═══ LISTED ENTRIES

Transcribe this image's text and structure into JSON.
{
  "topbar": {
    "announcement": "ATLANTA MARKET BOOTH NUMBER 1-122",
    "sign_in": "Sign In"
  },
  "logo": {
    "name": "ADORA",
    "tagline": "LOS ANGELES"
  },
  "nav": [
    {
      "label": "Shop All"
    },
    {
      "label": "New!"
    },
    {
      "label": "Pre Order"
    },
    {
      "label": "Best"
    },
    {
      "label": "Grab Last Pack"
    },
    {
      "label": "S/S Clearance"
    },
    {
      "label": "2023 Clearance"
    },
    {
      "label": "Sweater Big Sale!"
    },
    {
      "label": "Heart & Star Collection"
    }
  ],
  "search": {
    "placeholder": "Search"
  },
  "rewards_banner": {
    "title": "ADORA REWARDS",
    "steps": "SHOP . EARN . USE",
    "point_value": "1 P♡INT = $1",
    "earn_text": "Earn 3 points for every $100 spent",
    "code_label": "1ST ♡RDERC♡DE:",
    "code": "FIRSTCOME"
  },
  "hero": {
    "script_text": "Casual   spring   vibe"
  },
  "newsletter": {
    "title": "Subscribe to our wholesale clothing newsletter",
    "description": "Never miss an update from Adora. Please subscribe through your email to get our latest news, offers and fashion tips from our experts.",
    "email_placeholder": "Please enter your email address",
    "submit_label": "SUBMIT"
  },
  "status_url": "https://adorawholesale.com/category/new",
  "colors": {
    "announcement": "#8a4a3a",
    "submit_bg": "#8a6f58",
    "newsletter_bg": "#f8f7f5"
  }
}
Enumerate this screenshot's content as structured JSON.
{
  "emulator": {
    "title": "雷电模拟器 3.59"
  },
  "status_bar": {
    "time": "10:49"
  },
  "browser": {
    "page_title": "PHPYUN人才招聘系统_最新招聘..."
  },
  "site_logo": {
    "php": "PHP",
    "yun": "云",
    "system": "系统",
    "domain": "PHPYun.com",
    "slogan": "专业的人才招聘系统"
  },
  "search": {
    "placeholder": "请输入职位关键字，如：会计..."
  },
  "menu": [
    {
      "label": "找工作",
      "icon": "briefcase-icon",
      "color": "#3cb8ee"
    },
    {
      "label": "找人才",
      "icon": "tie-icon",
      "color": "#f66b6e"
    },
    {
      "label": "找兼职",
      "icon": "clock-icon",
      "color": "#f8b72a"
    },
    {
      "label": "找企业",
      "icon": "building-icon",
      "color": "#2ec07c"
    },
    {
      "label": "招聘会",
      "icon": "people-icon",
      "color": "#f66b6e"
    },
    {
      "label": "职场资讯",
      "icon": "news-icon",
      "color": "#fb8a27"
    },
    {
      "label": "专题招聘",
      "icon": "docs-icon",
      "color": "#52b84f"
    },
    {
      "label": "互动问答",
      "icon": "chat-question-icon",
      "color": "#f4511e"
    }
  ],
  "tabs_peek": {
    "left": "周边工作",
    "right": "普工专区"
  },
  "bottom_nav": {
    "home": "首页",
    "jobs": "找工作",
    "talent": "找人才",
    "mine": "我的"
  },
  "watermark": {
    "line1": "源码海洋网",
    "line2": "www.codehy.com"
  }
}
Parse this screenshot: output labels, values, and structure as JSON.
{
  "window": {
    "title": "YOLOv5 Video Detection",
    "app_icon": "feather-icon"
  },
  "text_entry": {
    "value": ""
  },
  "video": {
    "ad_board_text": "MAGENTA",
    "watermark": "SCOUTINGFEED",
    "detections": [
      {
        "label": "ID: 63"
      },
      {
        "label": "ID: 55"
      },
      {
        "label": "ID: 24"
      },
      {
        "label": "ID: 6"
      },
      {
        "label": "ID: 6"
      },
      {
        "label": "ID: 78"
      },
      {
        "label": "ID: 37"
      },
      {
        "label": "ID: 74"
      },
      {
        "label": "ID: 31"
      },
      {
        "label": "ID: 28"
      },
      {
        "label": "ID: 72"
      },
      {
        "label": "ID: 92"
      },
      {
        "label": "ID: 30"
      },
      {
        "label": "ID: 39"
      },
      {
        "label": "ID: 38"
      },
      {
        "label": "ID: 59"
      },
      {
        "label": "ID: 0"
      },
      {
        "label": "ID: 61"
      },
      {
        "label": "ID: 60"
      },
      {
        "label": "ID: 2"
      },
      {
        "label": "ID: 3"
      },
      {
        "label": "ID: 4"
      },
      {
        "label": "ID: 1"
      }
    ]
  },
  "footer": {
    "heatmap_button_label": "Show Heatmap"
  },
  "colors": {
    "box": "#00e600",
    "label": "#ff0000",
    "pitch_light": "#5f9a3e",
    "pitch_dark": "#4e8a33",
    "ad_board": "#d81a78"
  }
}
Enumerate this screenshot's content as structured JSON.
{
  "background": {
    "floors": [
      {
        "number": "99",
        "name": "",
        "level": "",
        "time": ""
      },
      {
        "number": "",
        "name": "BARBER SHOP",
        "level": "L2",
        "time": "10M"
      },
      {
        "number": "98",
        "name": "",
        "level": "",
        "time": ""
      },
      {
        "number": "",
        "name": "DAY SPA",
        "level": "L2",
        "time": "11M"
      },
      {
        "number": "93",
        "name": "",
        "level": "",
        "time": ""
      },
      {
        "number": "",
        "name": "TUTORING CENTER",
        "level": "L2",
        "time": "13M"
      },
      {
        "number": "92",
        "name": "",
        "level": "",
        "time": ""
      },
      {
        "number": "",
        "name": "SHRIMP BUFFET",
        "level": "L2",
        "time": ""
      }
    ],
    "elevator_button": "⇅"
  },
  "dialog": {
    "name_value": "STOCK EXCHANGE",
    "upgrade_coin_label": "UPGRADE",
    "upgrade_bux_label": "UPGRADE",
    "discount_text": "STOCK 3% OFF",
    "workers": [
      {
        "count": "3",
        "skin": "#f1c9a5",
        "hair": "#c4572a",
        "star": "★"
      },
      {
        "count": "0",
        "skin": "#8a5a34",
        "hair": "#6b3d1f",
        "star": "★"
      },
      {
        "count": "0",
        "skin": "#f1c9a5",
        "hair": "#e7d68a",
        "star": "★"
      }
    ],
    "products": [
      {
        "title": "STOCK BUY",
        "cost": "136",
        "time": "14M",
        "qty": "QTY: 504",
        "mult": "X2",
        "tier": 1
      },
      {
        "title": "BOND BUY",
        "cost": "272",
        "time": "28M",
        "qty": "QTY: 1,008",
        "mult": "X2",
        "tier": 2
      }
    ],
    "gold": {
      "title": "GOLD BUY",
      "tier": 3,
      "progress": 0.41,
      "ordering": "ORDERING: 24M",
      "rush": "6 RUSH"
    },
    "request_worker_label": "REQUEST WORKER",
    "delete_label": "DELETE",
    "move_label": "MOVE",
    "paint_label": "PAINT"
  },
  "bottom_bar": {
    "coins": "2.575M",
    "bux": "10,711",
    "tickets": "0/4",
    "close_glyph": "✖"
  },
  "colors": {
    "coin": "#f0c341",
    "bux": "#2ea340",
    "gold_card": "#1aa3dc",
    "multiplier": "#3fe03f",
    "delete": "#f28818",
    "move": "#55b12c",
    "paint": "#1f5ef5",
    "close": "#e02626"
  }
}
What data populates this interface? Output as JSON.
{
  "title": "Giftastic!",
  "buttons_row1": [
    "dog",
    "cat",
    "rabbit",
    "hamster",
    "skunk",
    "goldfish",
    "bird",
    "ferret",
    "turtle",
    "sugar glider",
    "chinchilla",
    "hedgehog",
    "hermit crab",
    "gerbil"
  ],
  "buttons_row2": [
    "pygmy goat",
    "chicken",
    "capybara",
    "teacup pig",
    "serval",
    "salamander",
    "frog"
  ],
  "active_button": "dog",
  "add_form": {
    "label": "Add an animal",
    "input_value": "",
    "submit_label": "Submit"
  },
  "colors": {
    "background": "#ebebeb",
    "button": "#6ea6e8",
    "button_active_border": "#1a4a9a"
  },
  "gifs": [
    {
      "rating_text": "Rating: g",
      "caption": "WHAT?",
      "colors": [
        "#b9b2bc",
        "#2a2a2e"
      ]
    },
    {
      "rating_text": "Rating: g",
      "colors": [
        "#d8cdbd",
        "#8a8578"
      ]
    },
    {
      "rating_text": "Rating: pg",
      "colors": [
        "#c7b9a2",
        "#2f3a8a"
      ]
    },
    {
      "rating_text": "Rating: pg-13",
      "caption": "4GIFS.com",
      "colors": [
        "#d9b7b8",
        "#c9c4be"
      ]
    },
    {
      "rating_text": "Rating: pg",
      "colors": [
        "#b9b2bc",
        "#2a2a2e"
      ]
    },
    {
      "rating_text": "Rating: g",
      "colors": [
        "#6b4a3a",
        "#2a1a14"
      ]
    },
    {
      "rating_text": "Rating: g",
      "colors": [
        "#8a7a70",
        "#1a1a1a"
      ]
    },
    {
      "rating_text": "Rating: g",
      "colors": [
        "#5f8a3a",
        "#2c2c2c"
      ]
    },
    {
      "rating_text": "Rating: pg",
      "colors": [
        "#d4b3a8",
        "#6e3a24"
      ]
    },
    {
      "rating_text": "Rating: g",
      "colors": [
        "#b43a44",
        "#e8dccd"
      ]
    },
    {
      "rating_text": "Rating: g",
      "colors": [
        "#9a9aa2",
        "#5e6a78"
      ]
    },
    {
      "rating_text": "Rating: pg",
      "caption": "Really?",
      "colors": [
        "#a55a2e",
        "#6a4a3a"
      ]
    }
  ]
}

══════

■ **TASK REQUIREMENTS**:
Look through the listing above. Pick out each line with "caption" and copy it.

■ **COMPLETED TASK**:
      "caption": "WHAT?",
      "caption": "4GIFS.com",
      "caption": "Really?",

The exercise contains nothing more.